Article by John Tarrant for Lion’s Roar magazine. A traditional Chan way to approach the question of death is to stroll, stumble, hurry, struggle, fall accidentally through the gates of samadhi—the deep concentration of meditation—and look around. When you really enter this moment, it has no end, no beginning; it is older than the universe that seems to contain it. Then it will inevitably occur to you: “I’ve always been here.”
It’s easy to forget to be curious, and to grab an off-the-shelf knowledge, something like “This is awful.” Not reaching for off-the-shelf understandings, though, is an important skill.
Even a time of torpor, or a time when plans come apart, or we thought the culture was going in one way and it’s going in another—we rely on the spaciousness, we rely on not what we’ve planned and schemed, but we rely on what’s been opened up in our hearts. Transcript from the PZI Zen Online recording from Sunday, June 21, 2020.

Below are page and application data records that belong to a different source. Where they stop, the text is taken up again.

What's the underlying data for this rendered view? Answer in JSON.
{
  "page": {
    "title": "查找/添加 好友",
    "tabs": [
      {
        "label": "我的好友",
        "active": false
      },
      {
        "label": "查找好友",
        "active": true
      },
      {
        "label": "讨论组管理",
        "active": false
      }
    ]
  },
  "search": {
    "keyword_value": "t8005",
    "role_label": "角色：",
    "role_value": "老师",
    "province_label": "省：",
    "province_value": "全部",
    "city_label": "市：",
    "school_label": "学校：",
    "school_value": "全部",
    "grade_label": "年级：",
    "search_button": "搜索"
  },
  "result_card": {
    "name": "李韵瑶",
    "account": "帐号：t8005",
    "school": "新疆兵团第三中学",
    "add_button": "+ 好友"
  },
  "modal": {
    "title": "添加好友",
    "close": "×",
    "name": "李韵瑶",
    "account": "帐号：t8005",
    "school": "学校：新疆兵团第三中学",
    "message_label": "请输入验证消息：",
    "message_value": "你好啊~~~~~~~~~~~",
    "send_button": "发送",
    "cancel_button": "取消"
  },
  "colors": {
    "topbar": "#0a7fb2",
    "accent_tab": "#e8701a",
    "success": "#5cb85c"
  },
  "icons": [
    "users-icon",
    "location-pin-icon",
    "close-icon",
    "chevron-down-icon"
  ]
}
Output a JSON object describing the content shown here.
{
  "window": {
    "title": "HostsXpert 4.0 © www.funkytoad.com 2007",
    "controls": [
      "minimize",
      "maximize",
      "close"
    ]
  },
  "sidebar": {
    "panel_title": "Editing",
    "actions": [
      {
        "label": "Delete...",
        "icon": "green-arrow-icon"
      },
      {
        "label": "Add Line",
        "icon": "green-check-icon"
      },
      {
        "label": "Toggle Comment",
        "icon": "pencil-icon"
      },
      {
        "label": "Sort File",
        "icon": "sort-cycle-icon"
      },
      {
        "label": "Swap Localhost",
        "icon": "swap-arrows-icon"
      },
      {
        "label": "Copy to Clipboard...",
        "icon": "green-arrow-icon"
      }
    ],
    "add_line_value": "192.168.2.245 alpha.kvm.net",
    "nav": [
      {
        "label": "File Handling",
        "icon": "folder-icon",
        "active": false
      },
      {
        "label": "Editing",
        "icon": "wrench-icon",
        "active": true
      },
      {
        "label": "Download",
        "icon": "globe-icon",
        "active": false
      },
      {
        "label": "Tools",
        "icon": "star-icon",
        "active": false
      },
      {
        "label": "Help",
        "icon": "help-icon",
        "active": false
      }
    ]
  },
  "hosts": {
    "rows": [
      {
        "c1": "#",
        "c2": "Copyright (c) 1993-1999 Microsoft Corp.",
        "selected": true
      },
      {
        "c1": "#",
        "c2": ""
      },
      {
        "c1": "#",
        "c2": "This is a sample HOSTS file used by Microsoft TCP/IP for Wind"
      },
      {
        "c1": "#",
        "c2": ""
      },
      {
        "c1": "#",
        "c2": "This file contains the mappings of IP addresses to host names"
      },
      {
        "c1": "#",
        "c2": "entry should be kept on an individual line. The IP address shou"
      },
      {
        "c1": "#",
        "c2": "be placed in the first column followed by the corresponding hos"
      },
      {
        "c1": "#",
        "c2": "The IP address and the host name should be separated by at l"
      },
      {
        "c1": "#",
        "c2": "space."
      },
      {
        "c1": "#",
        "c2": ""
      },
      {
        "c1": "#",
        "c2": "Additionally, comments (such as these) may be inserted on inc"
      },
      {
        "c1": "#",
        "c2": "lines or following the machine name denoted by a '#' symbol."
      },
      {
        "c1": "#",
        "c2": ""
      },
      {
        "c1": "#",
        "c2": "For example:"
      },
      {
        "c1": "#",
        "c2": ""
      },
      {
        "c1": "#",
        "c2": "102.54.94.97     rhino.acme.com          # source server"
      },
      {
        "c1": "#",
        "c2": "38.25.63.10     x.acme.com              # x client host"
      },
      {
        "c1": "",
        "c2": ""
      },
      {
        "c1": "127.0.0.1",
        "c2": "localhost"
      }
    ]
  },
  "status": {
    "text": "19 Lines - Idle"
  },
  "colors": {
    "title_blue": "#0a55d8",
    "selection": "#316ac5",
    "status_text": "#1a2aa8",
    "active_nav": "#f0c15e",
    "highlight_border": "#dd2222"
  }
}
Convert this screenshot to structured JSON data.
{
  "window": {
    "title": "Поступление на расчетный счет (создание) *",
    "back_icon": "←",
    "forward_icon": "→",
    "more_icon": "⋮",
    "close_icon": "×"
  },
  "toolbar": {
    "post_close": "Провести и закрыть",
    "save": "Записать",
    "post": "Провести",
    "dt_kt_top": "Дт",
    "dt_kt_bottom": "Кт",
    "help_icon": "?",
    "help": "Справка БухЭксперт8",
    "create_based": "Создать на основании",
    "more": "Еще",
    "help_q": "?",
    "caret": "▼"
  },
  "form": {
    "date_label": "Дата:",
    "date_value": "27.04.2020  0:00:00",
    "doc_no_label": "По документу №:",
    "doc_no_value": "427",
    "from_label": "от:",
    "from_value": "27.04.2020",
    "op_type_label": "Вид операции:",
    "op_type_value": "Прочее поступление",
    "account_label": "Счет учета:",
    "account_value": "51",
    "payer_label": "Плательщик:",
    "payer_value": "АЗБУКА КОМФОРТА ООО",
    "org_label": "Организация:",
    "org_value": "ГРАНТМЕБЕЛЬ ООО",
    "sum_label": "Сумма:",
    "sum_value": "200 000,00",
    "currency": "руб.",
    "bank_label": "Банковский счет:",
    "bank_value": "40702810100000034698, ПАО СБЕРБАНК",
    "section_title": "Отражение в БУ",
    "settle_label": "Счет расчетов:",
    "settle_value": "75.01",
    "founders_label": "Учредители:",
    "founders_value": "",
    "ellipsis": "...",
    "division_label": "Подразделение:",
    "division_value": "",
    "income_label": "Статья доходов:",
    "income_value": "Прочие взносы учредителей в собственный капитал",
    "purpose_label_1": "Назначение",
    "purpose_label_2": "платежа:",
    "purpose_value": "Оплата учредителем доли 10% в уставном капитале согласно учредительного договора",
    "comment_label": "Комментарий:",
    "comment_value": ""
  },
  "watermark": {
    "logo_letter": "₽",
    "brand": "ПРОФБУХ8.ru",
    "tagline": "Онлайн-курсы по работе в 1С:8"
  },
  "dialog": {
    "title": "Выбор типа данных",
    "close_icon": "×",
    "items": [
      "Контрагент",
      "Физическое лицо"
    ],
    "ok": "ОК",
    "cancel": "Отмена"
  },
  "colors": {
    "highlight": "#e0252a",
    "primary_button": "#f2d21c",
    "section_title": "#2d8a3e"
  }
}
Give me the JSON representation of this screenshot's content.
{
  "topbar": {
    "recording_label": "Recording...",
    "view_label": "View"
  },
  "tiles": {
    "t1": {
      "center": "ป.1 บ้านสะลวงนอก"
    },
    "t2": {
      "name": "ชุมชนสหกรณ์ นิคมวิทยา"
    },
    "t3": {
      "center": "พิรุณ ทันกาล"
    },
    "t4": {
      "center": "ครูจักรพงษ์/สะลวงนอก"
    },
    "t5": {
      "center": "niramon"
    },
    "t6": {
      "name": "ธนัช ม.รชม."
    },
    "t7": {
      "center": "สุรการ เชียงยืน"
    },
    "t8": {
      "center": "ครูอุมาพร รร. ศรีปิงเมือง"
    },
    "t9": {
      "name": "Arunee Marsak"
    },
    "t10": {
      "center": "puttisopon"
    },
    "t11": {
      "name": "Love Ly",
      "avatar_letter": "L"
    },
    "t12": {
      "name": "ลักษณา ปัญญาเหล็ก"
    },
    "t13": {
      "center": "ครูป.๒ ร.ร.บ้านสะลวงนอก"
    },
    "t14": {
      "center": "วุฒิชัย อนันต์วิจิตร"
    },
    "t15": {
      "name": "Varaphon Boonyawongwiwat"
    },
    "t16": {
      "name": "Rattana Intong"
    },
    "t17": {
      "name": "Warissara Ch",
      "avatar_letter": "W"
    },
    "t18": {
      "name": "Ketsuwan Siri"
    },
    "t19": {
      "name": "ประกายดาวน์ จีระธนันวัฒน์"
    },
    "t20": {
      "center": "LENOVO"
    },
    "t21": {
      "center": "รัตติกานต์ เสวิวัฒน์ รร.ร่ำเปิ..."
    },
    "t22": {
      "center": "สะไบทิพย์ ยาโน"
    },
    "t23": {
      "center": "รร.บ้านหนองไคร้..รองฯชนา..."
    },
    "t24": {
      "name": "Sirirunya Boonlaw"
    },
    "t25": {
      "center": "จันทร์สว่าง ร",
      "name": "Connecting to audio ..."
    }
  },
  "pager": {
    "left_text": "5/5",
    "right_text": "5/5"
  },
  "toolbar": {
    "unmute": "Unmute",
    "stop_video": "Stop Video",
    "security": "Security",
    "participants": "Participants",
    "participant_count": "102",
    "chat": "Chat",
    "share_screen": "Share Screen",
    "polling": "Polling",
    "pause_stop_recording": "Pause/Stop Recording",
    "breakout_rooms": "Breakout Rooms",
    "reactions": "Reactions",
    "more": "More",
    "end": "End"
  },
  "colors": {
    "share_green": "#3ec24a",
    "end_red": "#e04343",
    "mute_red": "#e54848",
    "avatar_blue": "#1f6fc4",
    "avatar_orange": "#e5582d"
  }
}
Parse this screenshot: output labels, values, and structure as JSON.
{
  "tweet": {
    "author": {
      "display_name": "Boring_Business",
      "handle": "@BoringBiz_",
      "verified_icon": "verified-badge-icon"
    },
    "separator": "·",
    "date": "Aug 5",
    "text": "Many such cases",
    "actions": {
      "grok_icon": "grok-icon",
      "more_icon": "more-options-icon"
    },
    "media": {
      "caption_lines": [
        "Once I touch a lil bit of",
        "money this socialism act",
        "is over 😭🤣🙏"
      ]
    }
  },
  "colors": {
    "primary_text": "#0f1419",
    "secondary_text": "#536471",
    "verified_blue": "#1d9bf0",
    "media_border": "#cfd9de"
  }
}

“Koans light up a life that may have been dormant in you; they hold out the possibility of transformation even if you are trying to address unclear or apparently insoluble problems.” Originally published in Shambhala Sun Magazine, November 2004.